Published: 2015-07-10 15:24
Roger Green, MSFS,CFP®

The best way to make sure assets go to the right people is to list them as beneficiaries.  By law, the beneficiaries designated for an account or policy will receive the assets in that account or payable under that policy upon your death.

Most people think of life insurance when they think about beneficiaries, however, retirement and investment accounts require an assignment of a beneficiary or a Transfer on Death (TOD) agreement to designate how your assets should be distributed for each account.

A contingent beneficiary is a back-up or secondary beneficiary who receives the assets/money when the primary beneficiary has passed away.   If you do not have contingent beneficiaries designated, please make sure you have a valid will in place to provide direction for your estate and to prevent the need for a court to decide who receives your assets.  It is important to note that assigning a will as beneficiary is not advised and is often not accepted.  If you do not have beneficiaries designated, then in some cases a surviving spouse will become the default beneficiary and in others, the assets will be paid to your estate.  When assets are paid to an estate, a will becomes very important in specifying how the money is to be distributed.  In the absence of a valid will, usually a court will decide where your assets go.    

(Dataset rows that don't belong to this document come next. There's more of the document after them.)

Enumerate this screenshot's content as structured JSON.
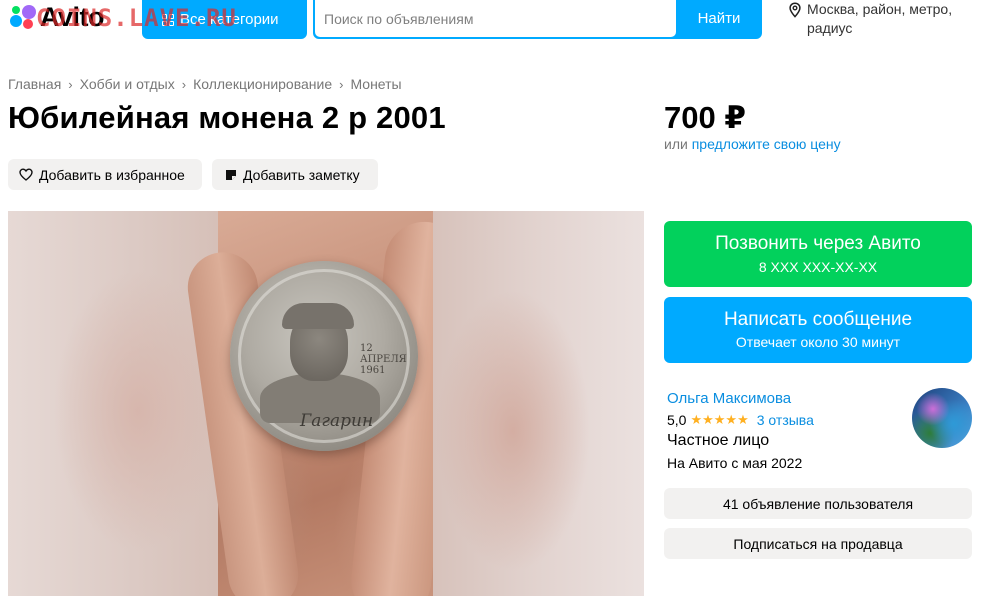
{
  "header": {
    "logo_text": "Avito",
    "watermark": "COINS.LAVE.RU",
    "categories_label": "Все категории",
    "search_placeholder": "Поиск по объявлениям",
    "search_button": "Найти",
    "location_line1": "Москва, район, метро,",
    "location_line2": "радиус"
  },
  "breadcrumbs": [
    "Главная",
    "Хобби и отдых",
    "Коллекционирование",
    "Монеты"
  ],
  "listing": {
    "title": "Юбилейная монена 2 р 2001",
    "price": "700 ₽",
    "price_or": "или",
    "price_offer_link": "предложите свою цену",
    "favorite_label": "Добавить в избранное",
    "note_label": "Добавить заметку"
  },
  "photo": {
    "coin_date": "12 АПРЕЛЯ 1961",
    "coin_signature": "Гагарин"
  },
  "contact": {
    "call_label": "Позвонить через Авито",
    "call_phone": "8 XXX XXX-XX-XX",
    "message_label": "Написать сообщение",
    "message_sub": "Отвечает около 30 минут"
  },
  "seller": {
    "name": "Ольга Максимова",
    "rating": "5,0",
    "stars": "★★★★★",
    "reviews": "3 отзыва",
    "type": "Частное лицо",
    "since": "На Авито с мая 2022",
    "ads_label": "41 объявление пользователя",
    "subscribe_label": "Подписаться на продавца"
  },
  "colors": {
    "accent_blue": "#00aaff",
    "call_green": "#02d15c",
    "link_blue": "#0a8ee0",
    "pill_bg": "#f2f1f0"
  }
}
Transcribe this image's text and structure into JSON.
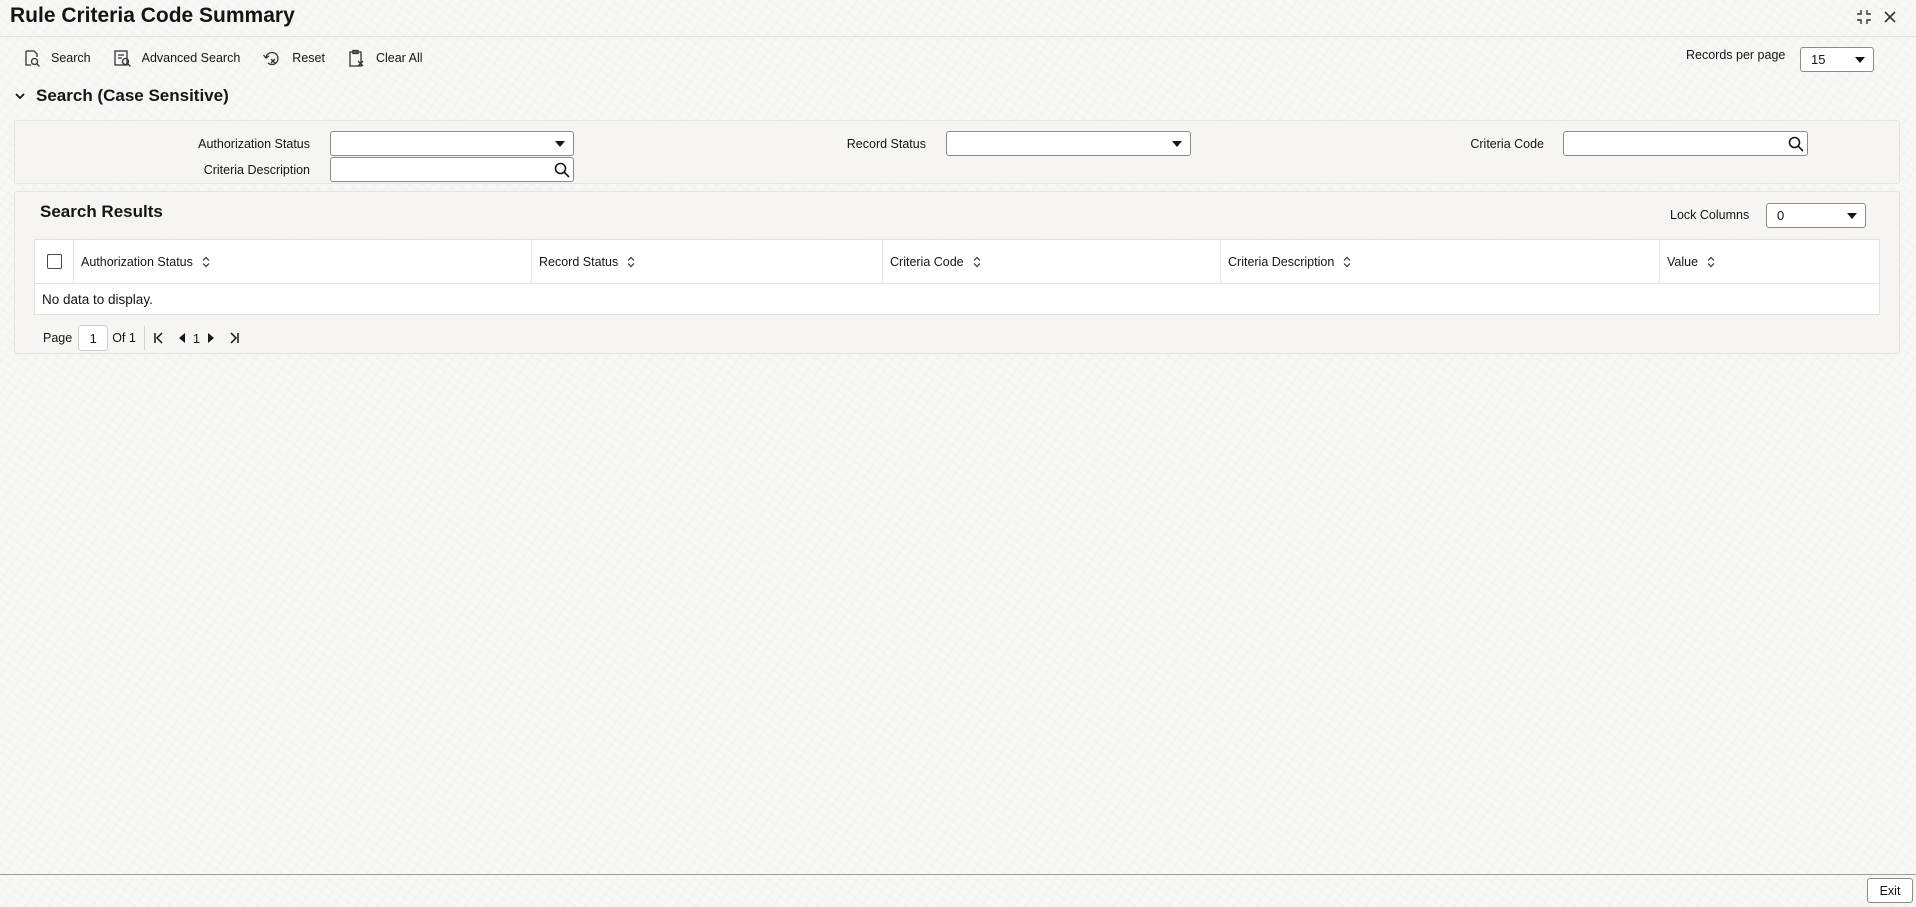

Minor children generally cannot collect as beneficiaries until they are 18 in most states.  If you need to provide for a minor child, you will need to assign a custodian or establish a trust to manage the money until the child turns 18 – and probably should establish a desired guardian for the child.  If you fail to do so, then again a court will likely be making decisions, and different parties may end up fighting over what is best for the children in the absence of your guidance.

It is important to review your beneficiaries regularly, particularly when your life circumstances change; such as a marriage, a divorce, the birth or death of a child/grandchild, or the death of a spouse.  Beneficiary designations can be much more complex than most people realize because of the many curve balls life may throw us at any given time.  It is often difficult for us to think about all the possibilities, but something you should give careful consideration to when making beneficiary designations.   

Some of those difficult “curve ball” questions to consider:  

• My beneficiary is my spouse, but what happens if my spouse predeceases me and I have no will?

• What happens if I have my husband listed as my beneficiary, and he dies just days after me.  Will my children from a prior marriage be excluded from receiving any of my assets?

• I am leaving my assets split equally amongst my three adult children.  What if one of my children predeceases me?  Will my assets then be divided between only my two remaining children, with my grandchildren from my deceased child being fully excluded from any inheritance? 

• My husband and I have “his, hers and ours” children due to prior marriages.  How can we ensure all of our children will be taken care of until they are adults if one of us dies?   

• I am leaving my assets to my only child, who is in an unstable marriage with children.  If I die, will my child’s spouse then receive, through divorce, half of the assets I intended for my child and grandchildren?

• How can I ensure my minor children will be provided for until they are adults in any given situation, upon my death?  

• Will my children be mature and responsible enough at age 18 or even at points thereafter to manage a sudden inheritance?  Will my lifetime of accumulated assets be spent frivolously in a very short time period?

These are just a few examples of the many challenging questions you may need to be asking when thinking about to whom and how your beneficiaries should be designated.  If you need guidance on these types of decisions, or wish to clarify your current beneficiary designations, please feel free to contact our office at 770.931.1414 to ask questions or to schedule a complimentary call or meeting for more in-depth discussion.  We also strongly suggest you seek the advice of an estate planning attorney to create a valid will and guide you through the options available to solve for these types of potential situations.   

Roger S. Green is a registered Representative with Cetera Advisors LLC, member FINRA/SIPC, with Green Financial Resources, LLC located at 3700 Crestwood Parkway, Duluth, GA 30096. Neither Green Financial nor Gwinnett Technical College is affiliated with Cetera Advisors LLC. Hear more “Your Green”, Saturdays at 3PM, on WNIV 970 AM or live at http://www.faithtalk970.com. Visit Roger’s website at http://www.rogersgreen.com.